WORK ITEM: Find the word "label" in the listing below, then return every line it appears in.
· · · ·
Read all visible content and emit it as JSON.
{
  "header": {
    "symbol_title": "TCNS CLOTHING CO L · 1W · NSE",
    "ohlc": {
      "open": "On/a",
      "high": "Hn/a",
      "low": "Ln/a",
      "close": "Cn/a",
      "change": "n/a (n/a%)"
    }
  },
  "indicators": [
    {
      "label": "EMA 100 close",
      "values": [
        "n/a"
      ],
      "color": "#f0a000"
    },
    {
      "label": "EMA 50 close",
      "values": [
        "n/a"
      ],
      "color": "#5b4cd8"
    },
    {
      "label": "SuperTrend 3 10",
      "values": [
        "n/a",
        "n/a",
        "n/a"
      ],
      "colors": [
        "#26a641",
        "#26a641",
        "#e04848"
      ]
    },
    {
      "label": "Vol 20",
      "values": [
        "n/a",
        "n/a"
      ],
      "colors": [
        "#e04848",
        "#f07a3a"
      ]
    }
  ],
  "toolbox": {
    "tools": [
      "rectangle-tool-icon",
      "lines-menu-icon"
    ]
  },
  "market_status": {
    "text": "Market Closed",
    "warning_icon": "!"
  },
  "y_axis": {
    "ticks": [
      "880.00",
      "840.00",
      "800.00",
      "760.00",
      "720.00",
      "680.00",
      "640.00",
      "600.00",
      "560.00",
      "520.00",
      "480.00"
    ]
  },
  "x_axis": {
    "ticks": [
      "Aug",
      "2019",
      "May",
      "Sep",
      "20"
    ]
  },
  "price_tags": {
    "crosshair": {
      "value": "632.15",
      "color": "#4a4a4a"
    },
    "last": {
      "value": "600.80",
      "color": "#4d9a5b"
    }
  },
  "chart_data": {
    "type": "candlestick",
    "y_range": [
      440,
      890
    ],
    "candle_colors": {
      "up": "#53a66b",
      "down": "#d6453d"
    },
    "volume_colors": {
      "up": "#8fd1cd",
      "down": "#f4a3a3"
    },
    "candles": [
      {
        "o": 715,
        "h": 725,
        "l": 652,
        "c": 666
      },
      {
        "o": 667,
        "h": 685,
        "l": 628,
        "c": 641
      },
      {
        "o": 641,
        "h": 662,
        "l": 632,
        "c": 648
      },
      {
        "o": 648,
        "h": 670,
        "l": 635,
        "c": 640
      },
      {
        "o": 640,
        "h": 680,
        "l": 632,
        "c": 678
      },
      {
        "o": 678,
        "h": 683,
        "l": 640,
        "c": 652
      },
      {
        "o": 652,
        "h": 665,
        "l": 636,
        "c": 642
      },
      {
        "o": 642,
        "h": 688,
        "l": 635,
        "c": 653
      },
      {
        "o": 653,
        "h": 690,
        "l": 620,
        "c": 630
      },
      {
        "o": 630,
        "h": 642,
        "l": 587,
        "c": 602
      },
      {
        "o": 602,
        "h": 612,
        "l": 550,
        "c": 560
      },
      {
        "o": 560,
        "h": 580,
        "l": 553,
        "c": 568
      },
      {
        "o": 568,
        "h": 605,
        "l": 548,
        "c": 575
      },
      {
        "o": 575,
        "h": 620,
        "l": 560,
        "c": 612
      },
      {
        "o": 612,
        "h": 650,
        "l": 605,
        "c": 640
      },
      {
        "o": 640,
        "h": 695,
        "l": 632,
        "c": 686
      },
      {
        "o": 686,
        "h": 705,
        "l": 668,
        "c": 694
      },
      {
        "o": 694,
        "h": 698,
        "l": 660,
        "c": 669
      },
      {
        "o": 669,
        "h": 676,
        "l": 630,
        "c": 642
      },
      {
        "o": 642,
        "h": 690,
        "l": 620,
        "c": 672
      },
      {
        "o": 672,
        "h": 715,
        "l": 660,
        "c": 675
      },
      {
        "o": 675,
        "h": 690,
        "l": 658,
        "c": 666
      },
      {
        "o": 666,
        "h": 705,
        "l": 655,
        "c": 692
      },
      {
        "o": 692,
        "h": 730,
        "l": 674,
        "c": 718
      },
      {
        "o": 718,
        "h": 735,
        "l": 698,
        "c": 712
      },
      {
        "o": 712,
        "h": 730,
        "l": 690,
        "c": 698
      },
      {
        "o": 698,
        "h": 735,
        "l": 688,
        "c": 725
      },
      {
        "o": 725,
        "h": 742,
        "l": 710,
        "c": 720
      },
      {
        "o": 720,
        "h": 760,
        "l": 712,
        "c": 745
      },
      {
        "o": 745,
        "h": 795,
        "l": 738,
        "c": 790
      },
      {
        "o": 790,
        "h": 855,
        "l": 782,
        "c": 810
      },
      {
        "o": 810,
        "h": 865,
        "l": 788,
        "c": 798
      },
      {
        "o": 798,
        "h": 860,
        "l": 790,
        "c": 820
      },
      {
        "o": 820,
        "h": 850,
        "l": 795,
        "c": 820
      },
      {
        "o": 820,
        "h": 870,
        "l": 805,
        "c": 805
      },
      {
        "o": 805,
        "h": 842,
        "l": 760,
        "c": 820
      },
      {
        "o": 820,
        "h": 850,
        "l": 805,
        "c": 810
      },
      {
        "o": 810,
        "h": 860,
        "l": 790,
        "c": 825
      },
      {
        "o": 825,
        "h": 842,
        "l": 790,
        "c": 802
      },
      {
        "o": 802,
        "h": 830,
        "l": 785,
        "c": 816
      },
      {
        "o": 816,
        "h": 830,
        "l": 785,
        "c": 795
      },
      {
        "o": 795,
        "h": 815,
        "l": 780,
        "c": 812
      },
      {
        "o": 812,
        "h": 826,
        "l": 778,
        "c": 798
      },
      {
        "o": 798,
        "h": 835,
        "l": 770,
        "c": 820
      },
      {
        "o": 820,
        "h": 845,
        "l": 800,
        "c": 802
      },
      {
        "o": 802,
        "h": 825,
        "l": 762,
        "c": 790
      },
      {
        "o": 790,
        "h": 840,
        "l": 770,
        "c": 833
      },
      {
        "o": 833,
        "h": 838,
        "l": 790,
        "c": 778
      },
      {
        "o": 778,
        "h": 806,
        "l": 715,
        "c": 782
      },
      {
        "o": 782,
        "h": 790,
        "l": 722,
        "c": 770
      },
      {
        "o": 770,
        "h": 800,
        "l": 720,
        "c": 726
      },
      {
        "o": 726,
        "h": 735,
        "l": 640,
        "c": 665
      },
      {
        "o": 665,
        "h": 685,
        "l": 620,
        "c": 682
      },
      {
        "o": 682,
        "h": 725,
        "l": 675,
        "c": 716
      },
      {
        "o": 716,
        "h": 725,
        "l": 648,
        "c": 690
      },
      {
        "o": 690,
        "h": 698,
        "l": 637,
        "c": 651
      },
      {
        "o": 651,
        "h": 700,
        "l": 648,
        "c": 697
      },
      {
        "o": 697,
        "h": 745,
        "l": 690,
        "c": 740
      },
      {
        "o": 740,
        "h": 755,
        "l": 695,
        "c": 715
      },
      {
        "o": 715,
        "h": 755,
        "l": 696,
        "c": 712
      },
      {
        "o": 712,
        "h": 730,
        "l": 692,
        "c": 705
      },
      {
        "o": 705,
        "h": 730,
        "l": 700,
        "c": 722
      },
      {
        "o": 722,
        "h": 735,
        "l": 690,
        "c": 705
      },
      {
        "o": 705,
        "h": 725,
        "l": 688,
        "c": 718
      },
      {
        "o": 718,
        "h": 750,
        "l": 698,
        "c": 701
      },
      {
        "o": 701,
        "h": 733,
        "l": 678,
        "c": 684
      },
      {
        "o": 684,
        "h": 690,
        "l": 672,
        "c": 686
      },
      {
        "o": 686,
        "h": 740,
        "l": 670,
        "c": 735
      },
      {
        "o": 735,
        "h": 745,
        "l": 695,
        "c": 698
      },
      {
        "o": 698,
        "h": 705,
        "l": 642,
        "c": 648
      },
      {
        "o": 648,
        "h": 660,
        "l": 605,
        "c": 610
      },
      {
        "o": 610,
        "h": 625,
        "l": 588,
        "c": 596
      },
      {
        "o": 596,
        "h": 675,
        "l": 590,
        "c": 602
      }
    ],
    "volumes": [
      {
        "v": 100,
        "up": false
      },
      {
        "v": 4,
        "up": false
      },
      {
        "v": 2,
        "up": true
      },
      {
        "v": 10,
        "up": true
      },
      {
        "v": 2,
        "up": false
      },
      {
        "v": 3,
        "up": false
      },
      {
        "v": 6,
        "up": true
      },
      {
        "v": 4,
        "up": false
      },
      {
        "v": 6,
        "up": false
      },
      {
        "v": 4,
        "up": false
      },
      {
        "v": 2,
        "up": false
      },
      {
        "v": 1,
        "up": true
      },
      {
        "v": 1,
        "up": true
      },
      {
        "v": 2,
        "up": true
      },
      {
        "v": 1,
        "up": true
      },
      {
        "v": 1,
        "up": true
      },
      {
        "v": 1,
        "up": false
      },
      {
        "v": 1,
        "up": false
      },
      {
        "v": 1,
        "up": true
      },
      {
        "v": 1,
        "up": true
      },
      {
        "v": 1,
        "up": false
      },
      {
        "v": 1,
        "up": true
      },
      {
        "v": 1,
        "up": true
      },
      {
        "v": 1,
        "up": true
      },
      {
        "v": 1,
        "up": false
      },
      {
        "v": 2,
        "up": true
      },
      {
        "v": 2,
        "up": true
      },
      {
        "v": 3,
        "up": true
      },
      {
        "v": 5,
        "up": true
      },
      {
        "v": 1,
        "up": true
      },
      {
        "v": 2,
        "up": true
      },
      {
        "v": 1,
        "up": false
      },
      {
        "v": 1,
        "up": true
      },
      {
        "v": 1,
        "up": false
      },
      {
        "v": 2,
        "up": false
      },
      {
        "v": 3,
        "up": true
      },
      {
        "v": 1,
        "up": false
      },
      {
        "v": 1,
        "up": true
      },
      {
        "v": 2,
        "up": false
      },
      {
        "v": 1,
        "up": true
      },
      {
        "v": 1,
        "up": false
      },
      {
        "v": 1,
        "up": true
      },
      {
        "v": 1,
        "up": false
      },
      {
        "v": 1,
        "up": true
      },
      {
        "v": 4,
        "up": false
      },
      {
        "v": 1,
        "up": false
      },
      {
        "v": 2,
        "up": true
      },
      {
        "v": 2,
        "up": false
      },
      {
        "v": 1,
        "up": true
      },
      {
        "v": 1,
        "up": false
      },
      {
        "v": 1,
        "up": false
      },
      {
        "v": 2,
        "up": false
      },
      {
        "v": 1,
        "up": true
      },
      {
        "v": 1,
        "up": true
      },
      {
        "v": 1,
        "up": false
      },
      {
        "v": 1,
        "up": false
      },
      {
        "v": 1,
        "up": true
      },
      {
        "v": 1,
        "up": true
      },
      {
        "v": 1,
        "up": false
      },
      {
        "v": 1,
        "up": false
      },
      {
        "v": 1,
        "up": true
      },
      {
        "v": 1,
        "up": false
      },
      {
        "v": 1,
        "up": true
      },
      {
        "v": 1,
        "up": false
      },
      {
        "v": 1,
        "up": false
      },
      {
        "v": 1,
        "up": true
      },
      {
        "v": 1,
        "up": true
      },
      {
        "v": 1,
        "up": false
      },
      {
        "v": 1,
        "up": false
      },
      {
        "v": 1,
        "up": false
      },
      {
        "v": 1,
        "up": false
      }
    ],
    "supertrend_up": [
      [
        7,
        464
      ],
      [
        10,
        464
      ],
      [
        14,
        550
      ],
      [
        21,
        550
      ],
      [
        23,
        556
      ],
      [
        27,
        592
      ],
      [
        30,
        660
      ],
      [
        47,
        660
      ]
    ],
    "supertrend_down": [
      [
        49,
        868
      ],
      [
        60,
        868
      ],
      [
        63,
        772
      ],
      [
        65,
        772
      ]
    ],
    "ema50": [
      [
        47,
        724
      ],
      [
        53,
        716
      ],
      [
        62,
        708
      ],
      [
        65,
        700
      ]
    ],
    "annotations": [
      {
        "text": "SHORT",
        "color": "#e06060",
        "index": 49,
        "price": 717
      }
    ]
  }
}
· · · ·
COMPLETED TASK:
      "label": "EMA 100 close",
      "label": "EMA 50 close",
      "label": "SuperTrend 3 10",
      "label": "Vol 20",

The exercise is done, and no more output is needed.